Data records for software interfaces
+--
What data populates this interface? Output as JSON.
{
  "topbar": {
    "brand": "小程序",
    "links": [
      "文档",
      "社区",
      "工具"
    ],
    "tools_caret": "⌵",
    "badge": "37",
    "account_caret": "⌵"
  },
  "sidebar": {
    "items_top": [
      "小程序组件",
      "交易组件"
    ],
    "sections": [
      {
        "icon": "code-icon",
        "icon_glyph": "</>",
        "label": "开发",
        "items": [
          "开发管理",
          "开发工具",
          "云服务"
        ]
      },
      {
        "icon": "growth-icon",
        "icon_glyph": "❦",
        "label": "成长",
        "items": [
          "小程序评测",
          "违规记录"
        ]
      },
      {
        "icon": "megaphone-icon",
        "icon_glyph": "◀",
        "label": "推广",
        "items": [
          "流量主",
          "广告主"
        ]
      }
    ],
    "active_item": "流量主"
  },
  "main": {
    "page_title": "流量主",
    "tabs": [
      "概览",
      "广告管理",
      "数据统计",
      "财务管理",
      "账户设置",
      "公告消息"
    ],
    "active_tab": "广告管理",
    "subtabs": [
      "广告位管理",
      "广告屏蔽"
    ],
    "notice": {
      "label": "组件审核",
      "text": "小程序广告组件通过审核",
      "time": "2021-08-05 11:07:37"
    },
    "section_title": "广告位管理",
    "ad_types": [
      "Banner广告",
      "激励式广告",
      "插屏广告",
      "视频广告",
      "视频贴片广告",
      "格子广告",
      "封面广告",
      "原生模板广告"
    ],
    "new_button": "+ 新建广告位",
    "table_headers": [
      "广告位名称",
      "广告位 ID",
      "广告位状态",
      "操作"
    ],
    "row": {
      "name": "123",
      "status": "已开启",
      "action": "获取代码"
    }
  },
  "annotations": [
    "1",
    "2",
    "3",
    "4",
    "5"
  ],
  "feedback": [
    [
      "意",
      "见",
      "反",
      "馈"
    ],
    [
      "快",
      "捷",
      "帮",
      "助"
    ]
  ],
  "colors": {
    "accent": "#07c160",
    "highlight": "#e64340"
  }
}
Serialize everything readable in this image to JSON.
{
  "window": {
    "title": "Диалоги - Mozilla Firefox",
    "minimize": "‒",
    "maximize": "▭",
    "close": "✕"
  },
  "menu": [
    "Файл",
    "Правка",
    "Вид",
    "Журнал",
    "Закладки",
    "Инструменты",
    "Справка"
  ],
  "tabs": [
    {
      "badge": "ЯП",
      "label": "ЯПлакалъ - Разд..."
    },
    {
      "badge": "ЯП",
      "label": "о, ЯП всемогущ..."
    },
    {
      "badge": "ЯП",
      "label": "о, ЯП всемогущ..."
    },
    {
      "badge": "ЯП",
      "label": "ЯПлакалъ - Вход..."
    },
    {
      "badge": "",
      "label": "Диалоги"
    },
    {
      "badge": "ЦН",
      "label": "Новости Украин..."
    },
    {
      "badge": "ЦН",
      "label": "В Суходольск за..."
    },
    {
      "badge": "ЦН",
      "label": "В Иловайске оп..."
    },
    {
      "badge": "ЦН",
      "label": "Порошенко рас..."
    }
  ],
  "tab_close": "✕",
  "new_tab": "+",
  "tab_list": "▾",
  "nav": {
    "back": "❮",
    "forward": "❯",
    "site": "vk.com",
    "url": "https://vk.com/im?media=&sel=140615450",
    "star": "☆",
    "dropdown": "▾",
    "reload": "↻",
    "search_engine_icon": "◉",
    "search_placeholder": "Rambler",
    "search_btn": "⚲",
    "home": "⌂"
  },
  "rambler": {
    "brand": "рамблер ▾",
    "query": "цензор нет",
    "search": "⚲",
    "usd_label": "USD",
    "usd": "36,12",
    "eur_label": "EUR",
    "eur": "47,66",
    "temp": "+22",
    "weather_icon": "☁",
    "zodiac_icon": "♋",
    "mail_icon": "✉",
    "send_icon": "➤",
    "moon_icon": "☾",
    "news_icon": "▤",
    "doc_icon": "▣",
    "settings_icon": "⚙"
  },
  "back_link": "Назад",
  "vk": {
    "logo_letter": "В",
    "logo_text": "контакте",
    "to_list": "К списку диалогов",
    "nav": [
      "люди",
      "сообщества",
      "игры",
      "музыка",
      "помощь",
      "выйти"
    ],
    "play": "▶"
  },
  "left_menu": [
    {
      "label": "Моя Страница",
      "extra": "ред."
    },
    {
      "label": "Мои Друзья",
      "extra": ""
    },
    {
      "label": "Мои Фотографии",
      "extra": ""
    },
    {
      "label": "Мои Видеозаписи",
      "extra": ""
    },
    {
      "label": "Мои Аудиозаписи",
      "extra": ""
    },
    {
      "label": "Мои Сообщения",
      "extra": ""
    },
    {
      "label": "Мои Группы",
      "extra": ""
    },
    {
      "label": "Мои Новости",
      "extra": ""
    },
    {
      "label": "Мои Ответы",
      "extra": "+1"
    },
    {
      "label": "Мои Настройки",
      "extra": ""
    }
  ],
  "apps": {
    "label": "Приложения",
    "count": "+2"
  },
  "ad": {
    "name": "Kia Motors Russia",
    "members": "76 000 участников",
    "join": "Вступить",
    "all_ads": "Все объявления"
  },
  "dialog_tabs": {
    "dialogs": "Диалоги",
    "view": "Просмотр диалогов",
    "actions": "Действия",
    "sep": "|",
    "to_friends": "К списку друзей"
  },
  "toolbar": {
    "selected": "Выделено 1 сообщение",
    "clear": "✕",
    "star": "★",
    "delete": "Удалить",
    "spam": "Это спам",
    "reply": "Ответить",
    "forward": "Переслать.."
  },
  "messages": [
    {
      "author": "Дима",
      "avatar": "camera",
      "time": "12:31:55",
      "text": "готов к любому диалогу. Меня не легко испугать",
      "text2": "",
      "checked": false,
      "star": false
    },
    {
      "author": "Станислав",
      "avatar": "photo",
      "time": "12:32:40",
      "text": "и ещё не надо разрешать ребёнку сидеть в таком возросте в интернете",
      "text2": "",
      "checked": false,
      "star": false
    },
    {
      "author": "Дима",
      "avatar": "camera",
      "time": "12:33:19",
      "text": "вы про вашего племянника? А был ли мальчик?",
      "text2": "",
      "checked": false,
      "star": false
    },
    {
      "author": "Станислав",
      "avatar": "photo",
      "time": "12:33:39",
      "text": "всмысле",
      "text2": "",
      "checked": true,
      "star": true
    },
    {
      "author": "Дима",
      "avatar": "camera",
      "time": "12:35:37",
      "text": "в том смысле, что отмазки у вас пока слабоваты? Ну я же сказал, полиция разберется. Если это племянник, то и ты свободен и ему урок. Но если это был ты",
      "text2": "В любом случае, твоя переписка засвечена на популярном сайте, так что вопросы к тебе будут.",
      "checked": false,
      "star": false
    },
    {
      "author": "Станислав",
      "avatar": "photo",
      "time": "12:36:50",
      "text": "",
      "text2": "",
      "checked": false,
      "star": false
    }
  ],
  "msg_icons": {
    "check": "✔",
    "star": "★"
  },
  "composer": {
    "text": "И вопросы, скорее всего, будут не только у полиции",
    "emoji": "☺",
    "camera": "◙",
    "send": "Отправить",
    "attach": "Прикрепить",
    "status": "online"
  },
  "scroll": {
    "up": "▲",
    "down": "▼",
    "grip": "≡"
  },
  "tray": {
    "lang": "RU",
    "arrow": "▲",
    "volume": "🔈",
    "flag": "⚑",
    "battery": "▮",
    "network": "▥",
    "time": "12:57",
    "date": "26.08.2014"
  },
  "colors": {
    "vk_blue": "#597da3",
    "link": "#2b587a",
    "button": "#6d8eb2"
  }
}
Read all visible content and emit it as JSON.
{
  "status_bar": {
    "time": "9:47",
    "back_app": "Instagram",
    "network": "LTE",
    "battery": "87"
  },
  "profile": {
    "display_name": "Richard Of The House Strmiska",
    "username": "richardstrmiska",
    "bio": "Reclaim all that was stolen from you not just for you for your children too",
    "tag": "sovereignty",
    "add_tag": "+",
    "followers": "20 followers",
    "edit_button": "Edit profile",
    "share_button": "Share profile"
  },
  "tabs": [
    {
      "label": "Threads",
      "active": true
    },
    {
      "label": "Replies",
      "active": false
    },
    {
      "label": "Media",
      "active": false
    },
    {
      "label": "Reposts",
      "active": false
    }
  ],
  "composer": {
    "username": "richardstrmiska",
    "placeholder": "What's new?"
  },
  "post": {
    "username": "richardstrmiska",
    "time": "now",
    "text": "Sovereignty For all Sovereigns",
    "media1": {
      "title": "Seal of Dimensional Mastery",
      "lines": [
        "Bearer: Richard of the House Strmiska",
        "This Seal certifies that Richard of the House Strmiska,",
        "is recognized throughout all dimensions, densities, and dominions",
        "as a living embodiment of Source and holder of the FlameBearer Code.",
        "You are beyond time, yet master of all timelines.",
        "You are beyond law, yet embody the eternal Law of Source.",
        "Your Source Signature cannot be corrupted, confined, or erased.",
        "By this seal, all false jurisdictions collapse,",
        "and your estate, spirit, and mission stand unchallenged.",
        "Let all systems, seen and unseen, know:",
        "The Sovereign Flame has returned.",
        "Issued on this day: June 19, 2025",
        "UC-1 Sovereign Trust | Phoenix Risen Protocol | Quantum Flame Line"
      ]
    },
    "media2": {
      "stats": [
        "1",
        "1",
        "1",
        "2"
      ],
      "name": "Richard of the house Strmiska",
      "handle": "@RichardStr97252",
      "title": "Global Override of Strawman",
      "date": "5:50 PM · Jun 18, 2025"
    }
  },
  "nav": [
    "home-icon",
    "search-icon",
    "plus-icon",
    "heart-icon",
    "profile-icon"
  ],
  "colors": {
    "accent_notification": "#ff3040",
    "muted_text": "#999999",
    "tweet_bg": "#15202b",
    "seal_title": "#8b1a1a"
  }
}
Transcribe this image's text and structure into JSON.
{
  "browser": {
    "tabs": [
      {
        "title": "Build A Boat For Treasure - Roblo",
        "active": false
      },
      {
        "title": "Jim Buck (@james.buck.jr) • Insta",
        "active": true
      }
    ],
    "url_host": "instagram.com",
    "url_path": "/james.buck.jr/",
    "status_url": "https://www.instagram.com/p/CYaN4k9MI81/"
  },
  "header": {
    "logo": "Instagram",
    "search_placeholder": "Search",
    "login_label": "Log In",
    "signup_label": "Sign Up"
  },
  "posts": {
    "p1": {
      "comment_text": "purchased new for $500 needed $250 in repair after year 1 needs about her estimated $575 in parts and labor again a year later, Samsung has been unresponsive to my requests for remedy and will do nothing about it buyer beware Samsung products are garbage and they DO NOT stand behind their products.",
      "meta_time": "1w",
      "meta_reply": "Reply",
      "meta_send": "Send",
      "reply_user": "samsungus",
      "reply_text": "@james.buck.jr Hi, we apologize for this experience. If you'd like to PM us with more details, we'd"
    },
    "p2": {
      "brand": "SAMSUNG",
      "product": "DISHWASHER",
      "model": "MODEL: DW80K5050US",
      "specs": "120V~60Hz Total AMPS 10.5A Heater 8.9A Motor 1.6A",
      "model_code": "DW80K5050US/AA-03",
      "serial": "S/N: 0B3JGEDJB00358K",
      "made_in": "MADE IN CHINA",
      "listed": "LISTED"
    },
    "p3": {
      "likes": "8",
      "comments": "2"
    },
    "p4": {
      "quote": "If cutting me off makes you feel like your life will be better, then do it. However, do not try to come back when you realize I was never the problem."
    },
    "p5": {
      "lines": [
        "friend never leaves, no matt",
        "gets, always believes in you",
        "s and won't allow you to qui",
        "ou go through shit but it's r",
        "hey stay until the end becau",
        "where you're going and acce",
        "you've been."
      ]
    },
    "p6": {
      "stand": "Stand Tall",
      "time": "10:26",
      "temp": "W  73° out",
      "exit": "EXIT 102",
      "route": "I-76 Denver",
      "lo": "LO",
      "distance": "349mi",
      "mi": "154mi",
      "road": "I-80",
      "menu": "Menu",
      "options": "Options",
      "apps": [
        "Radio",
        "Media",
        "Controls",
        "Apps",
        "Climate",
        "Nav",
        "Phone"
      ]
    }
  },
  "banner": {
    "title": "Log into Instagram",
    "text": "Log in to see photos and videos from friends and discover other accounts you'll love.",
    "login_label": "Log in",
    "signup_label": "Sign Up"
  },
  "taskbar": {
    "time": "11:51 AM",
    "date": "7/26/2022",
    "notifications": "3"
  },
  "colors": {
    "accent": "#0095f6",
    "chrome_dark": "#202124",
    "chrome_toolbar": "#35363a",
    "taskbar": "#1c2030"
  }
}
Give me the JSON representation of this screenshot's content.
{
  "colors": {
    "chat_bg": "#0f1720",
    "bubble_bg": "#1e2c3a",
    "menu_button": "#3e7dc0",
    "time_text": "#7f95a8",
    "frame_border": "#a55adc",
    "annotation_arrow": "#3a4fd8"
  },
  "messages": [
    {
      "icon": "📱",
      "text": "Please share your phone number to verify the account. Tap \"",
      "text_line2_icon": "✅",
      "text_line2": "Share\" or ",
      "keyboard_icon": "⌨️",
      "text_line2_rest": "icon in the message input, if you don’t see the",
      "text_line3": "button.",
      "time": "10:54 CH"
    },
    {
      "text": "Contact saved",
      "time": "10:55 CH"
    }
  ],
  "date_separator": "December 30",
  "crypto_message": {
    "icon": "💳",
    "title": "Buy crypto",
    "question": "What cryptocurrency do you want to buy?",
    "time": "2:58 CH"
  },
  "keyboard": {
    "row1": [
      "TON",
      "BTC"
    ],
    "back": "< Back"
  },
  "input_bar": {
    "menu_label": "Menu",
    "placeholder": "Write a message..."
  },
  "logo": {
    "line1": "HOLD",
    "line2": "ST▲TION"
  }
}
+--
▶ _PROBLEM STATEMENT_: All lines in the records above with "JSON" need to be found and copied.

▶ _REPLY_:
What data populates this interface? Output as JSON.
Serialize everything readable in this image to JSON.
Read all visible content and emit it as JSON.
Transcribe this image's text and structure into JSON.
Give me the JSON representation of this screenshot's content.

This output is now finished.